With this Newsletter I wish to recommend next year’s courses programme, which has now been flying on the website for a month. Please make a visit and see what attracts you.
In 2014 the one-day course format continues to prevail, with a sprinkling of two and three-day courses as the year gets underway. The newest one-day course is Baking for Breakfast [This course has expired. If you like it, ask me to schedule a new one] – surely attractive to those who have their house full of guests in the weekends. There is also a one-day Continental that aims for variety rather than being a junior version of the two-day Continental.
Sourdough remains popular, and is covered in the programmes of several courses. Many household bakers like to take the step up to sourdough when they consider themselves proficient at baking with conventional yeast.
Regarding fees, there are no changes. A small reduction occurs when a person opts to take Basic and Basic II, or British and British II, on consecutive days of a weekend. They will be charged the normal two-day fee (£330), rather than £350 for twice the single day fee.
Now it is time for some baker talk. When speaking generally with any class I am surprised and heartened how often the students know what I mean if I happen to mention “poolish” or “biga”. They are the French and Italian names for what we British bakers call “sponge”. Nothing to do with cake, a sponge is a pre-ferment, usually without salt, that will enhance the dough to be made many hours later with the pre-ferment as part of it. In the poolish or biga the baker encourages a level of yeast activity that will create a worthwhile body of organic acids and other by-products of the fermentation process. In their turn they will affect the dough, giving flavour, aroma, attractive structure, and better keeping qualities to the final bread.
Sponges are always fermented with factory-made yeast and thus are not to be confused with the sourdough process, in which a wild yeast culture is nurtured and stored in the “leaven”.
The British craftsman baker (who nearly became extinct in the 1960’s – ’80’s) has always been keen on sponges, choosing to make sponge as a stiff medium for traditional loaf breads. Today, however, poolish and biga seem very popular, sweeping away any loyalty to the British tradition. They are alike, and inter-changeable really, but the term “poolish” should be used when the wet, batter-like material is composed of equal amounts of flour and water. They can be yeasted to sit for anything from 3 to 16 hours to reach maturity. Maturity, or ripeness, means a bubbly surface that is still rising, not starting to sink back. For the small quantities prepared by home bakers, a long-term poolish that is designed to sit for at least 12 hours will only need a tiny blob of fresh yeast the size of a green pea, or a sprinkle of dried yeast barely an eighth of a teaspoon. These measures are suitable provided it is not left in a cold place. In bakeries, with their large quantities and steady ambient warmth, a typical poolish to sit for 12 – 16 hours will only need a miniscule amount of yeast, probably only 0.1% to its flour weight, which equates to one gram of fresh yeast to one kilo of flour. Such tiny quantities are all that is needed because after about 6 hours yeast begins to reproduce and multiply.
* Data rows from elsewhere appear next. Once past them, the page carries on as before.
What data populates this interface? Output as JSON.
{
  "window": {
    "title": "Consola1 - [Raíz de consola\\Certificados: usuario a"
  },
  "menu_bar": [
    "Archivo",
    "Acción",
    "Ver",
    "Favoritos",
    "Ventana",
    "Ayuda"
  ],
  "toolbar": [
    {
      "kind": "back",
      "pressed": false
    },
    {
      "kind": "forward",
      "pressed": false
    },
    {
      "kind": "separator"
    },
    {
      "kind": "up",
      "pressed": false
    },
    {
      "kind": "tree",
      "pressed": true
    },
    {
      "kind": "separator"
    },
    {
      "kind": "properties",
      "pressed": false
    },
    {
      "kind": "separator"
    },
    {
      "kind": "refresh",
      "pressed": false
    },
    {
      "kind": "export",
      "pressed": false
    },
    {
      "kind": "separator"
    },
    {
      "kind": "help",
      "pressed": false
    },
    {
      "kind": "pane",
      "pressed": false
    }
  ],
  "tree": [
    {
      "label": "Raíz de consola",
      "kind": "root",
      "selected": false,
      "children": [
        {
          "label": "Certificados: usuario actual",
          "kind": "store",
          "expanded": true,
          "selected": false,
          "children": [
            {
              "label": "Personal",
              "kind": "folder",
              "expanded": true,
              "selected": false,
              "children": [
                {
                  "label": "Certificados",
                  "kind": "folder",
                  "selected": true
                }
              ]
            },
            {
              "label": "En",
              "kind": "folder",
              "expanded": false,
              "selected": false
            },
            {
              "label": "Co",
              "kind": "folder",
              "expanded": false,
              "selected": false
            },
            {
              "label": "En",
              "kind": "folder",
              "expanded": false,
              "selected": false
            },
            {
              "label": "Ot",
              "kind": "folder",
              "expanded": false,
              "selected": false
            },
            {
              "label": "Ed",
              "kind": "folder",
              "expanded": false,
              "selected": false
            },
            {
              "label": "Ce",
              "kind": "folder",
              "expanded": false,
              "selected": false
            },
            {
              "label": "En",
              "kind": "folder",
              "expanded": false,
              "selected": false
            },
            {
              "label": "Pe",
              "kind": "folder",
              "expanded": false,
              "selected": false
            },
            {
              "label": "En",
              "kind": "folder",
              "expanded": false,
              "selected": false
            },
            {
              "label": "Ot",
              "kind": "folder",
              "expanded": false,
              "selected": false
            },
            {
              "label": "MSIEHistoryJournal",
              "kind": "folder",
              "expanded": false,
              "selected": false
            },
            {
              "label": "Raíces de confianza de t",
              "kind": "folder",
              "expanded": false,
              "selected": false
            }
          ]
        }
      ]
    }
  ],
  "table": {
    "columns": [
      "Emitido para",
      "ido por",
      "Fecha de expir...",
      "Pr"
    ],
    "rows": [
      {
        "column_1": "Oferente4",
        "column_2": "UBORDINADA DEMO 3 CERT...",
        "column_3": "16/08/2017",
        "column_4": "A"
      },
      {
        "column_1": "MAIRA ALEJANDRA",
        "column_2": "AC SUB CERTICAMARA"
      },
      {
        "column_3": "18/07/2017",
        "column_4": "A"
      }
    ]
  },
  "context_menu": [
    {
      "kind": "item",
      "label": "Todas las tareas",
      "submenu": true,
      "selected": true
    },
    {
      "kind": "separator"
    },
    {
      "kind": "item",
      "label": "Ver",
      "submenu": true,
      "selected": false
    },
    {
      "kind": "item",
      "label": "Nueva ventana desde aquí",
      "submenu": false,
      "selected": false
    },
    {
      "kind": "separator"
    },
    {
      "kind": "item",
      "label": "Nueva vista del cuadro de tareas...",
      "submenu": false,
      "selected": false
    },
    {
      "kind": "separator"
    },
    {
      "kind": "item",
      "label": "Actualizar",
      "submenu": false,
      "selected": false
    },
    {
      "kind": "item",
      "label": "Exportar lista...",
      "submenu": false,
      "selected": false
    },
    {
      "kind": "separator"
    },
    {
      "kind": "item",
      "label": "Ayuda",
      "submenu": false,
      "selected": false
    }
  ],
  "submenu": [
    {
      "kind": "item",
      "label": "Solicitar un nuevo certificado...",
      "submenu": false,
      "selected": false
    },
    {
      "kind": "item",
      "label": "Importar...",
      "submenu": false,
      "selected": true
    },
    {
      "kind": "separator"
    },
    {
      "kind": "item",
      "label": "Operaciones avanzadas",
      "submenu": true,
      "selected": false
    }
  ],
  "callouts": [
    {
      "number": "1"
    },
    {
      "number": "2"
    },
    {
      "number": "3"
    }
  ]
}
While engaged in writing my book I have enjoyed pursuing the rather tangled explanations for the origin of the word “poolish”. A few years ago a French born student told me that it was a dialect word for mare, female horse, which I took to be a little far from baking. I shall finish with a small excerpt from my draft for the book:
Seeking the origin of both word and method as French is misleading. As expected, the word pays tribute to the Polish bakers who first developed that type of wet sponge in the 1840’s when factory-made compressed yeast was exhilaratingly new. From there it went to Austria, where the celebrated Viennese bakers made refined white bread by the new poolish (Polish) method, and even developed special ovens with upwardly sloping floors and steam injection to create an unforgettable crust on their delicate and tasty bread. Their style was to dominate the white wheaten bread world, being known as Vienna bread. The next stop was Paris, where Vienna bread became more popular than sourdough, remaining fashionable until the 1920’s, and was lauded as the most tasty and exquisite way to make the baguette.
When the book comes out you will get some old-fashioned recipes for Vienna bread. Until then, happy baking,